Morton’s Neuroma- Definition, Causes, and Surgical Correction

 What Is Morton’s Neuroma Of The Foot?

Morton’s neuroma is inflammation, thickening, or enlargement of the medial plantar nerve that resides between your metatarsal bones. This thickening most often develops between the third and fourth, or second and third toes.

This often feels as though a lump is on the ball of your foot, or like you have a small pebble in your shoe. Other symptoms include tingling and numbness or a burning sensation in the ball of your foot.

What Are The Causes Of Morton’s Neuroma?

There are many factors and lifestyle habits that can lead to Morton’s Neuroma. Women are 8 times more likely than men to suffer from Morton’s Neuroma*. This is due to high heels that place extreme pressure on the ball of the foot. However, anyone who consistently wears ill-fitting or pointy shoes are at a higher risk for Morton’s neuroma—as well as a multitude of other foot and ankle concerns.

High impact sports and foot deformities, such as bunions, hammertoe, flat feet, and high arches, also increase your risk.

What Are The Best Treatment Options For Morton’s Neuroma?

The best treatment for Morton’s neuroma, before considering surgery, include:

  • Modify physical activities that aggravate symptoms or create undue pressure.
  • Ice inflamed areas to reduce swelling.
  • Utilize padding or orthotic devices to provide additional support, or to reduce pressure on the inflamed nerve.
  • Reduce inflammation with prescribed anti-inflammatory medications or injection therapy; such as cortisol treatment.
  • Invest in shoes without high heels, with better arch support, and with a proper and nonrestrictive fit.

What Surgical Options Are Available?

Morton’s neuroma surgery should only be considered after exploring all non-surgical options. Surgery is effective in 75 to 85 percent of all cases. The most common surgery (a neurectomy) includes making a small incision in the top of the foot, and then removing the damaged nerve tissue.  

Another surgical option is the plantar approach, where the incision is made through the ball of the foot. This option allows the inflamed nerve to be preserved, and for only a small amount of the effected tissue to be dissected. However, the recovery time for this approach is significantly longer.

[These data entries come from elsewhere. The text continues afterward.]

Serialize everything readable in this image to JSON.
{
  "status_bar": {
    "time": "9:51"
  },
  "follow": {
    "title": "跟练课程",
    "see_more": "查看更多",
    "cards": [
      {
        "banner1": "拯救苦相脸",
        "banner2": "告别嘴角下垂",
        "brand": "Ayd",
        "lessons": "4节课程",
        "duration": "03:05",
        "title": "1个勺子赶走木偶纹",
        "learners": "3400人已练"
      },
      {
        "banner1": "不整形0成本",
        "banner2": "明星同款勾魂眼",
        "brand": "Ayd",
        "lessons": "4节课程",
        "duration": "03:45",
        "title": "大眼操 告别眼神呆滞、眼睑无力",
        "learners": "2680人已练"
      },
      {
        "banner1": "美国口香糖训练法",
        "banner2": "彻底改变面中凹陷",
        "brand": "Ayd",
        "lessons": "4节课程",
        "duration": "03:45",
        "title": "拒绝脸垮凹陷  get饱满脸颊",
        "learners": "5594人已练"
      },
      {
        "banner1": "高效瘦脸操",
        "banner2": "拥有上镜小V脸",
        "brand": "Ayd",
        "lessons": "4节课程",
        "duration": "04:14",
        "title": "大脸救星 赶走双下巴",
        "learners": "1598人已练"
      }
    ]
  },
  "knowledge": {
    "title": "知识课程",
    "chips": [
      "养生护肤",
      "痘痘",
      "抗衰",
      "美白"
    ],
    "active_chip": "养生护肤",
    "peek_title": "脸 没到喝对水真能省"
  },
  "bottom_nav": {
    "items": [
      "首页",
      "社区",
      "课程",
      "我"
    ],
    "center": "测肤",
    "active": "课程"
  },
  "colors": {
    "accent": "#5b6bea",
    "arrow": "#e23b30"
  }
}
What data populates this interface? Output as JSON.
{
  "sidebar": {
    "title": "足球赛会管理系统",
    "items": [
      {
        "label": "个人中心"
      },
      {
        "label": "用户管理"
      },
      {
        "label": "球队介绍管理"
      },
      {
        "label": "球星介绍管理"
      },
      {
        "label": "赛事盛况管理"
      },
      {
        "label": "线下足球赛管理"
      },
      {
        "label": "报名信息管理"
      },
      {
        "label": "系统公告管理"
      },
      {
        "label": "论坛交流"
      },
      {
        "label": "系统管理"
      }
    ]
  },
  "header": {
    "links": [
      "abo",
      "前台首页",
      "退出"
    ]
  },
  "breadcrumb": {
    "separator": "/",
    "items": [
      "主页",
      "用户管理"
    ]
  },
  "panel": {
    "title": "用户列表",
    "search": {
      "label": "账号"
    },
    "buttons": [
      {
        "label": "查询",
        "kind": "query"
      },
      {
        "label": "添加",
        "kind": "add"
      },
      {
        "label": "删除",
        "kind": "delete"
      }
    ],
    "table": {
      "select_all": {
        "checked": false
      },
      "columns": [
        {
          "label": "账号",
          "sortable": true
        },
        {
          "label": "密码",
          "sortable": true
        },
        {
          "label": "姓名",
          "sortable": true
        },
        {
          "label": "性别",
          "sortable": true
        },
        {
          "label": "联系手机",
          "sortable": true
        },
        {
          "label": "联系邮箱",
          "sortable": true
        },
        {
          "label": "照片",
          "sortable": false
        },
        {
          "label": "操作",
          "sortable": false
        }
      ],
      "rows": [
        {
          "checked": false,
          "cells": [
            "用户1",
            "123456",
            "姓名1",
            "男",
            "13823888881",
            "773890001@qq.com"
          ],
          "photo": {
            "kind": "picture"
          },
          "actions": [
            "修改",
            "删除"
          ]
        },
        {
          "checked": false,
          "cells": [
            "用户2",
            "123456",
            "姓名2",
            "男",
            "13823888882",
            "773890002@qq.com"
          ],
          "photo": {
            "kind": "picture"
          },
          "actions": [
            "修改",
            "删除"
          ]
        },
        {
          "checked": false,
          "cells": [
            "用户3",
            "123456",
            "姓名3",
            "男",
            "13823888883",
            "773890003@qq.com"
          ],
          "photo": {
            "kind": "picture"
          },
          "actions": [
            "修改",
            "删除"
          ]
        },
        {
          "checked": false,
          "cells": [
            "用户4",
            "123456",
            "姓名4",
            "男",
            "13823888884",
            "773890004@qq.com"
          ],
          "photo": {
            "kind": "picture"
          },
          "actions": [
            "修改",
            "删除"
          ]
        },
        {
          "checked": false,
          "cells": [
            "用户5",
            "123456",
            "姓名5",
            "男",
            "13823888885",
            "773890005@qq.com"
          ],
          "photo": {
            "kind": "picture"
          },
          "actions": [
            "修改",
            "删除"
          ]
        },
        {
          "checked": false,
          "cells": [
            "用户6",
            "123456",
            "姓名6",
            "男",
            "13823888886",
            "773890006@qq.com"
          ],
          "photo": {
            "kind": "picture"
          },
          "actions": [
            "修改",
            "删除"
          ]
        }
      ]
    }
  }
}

What Does Recovery Time Look Like?

Post-op recovery will vary, depending on the incision performed and the extent of the dissected nerve and tissue. In a standard neurectomy, recovery time is between 2 and 3 weeks. The incision must be kept clean and dry. The foot must be kept elevated above the heart, and overall physical activity (even walking) must be kept to a minimum. You may be provided with a post-op shoe to minimize pressure. Scar tissue may develop at the incision site, which may lead to long-term numbness or tingling; however, far less severe than your original discomfort.

With a plantar approach surgery, recovery time will take between 4 and 6 months. This is because the incision site is at the bottom of your foot, as opposed to the top of your foot. While recovery time may be longer, your odds of recovering full range of motion are increased.

Regardless of the surgery selected, you will have to wear supportive shoes in the weeks and months following your surgery. Full recovery for walking, standing, and physical activity takes an average of 1 to 6 weeks and varies, depending on your lifestyle habits. For example, if you stand all day at work, it will take far longer to work your way up to a full day than if you are seated at a desk most of the day.

*Climent, J. M., Mondéjar-Gómez, F., Rodríguez-Ruiz, C., Díaz-Llopis, I., Gómez-Gallego, D., & Martín-Medina, P. (2013). Treatment of Morton Neuroma with Botulinum Toxin A: A Pilot Study. Clinical drug investigation, 33(7), 497-503.

 


Contact Dr. John Cory for expert care and attention for Morton’s Neuroma diagnosis and treatment

Any time you experience pain, inflammation, numbness, or tingling in your foot, you should seek the expertise of a foot and ankle specialist. Even the slightest change can be an indicator that a larger problem has developed. Early diagnosis and treatment can mean the difference between a minor concern and an ongoing foot or ankle condition.

(480) 473-FOOT (3668)